▶ Activity: In the listing below, find each line holding "data" and copy it.

▶ Material shown:
● ● ● ● ● ● ●

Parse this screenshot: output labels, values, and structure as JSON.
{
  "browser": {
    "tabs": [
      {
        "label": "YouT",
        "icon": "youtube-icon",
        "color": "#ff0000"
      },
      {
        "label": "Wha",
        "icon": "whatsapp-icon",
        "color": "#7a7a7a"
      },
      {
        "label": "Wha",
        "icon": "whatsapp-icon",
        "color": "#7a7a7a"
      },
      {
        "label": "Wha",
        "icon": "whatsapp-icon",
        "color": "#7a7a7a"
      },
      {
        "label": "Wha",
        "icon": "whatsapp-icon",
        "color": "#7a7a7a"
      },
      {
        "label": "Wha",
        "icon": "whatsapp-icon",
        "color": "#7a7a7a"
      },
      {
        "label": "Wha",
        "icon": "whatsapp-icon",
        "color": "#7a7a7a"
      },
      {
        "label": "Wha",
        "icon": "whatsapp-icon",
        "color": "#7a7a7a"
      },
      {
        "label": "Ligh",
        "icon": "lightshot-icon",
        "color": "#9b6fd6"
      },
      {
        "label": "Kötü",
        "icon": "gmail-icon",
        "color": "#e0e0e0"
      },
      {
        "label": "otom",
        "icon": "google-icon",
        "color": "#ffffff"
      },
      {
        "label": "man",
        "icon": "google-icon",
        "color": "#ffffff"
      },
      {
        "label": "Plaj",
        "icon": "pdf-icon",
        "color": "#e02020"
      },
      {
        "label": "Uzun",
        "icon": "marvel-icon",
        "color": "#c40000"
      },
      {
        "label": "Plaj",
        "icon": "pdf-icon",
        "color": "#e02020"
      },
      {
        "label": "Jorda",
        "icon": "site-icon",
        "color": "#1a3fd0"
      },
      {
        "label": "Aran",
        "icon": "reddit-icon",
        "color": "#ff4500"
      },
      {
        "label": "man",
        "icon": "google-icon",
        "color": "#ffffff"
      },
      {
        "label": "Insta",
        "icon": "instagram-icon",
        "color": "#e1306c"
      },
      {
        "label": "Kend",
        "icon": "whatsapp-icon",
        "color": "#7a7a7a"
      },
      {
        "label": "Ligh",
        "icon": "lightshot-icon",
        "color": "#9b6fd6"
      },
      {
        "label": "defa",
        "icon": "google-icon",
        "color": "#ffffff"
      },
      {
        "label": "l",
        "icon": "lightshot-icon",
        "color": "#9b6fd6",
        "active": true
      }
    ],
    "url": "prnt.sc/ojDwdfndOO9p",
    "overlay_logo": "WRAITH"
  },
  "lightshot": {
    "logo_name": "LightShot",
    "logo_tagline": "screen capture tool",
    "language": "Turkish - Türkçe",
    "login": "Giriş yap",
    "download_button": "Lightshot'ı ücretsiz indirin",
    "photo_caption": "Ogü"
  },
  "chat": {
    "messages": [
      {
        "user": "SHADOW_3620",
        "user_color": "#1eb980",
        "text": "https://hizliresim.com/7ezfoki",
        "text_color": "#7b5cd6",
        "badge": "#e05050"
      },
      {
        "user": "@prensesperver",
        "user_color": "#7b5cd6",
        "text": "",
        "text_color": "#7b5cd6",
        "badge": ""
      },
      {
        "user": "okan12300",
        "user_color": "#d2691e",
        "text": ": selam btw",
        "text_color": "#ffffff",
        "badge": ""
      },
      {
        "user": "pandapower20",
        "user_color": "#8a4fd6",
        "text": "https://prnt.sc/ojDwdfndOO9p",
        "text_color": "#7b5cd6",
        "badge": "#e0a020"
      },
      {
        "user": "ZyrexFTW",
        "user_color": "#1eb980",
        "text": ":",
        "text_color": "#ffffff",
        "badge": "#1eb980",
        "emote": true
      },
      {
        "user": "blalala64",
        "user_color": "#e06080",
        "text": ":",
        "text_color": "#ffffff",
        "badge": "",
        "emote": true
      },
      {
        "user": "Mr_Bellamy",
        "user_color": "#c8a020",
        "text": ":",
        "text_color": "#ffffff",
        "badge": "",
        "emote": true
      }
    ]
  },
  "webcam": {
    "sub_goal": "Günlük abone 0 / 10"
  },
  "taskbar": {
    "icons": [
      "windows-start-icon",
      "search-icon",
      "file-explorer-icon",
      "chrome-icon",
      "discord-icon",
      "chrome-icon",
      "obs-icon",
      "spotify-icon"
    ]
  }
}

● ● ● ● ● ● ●

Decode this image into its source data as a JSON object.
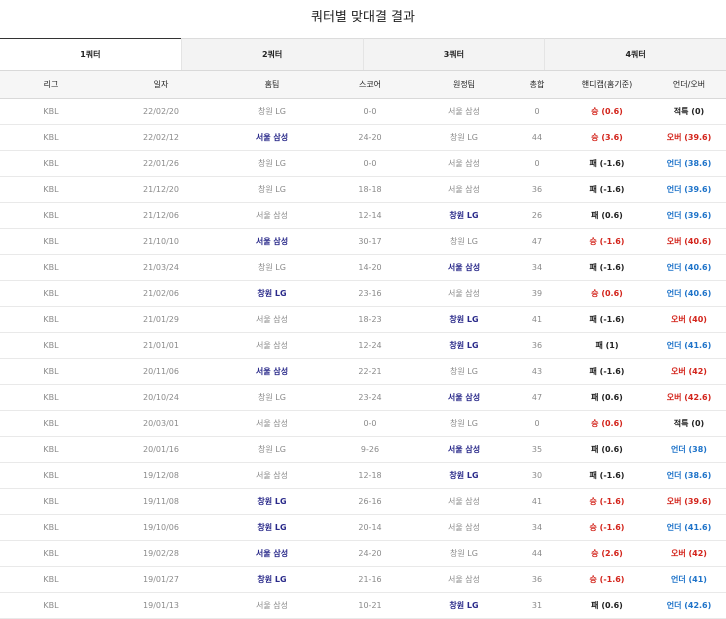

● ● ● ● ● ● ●

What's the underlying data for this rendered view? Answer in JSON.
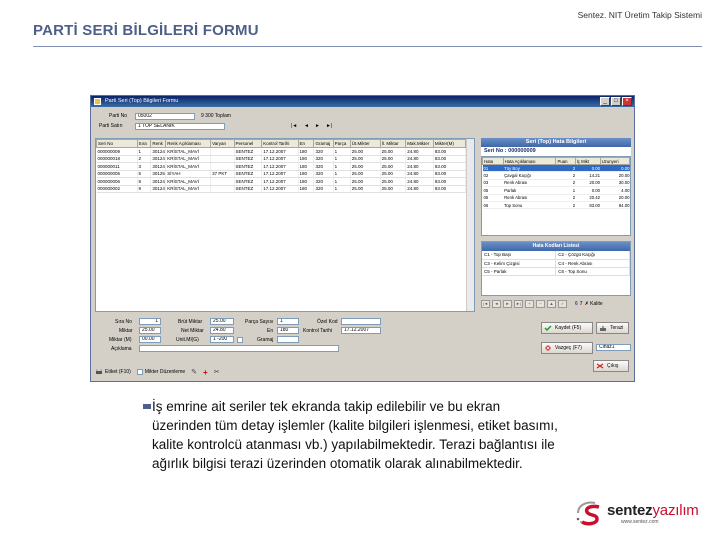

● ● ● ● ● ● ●

▶ Answer space:
Decode this image into its source data as a JSON object.
What's the underlying data for this rendered view? Answer in JSON.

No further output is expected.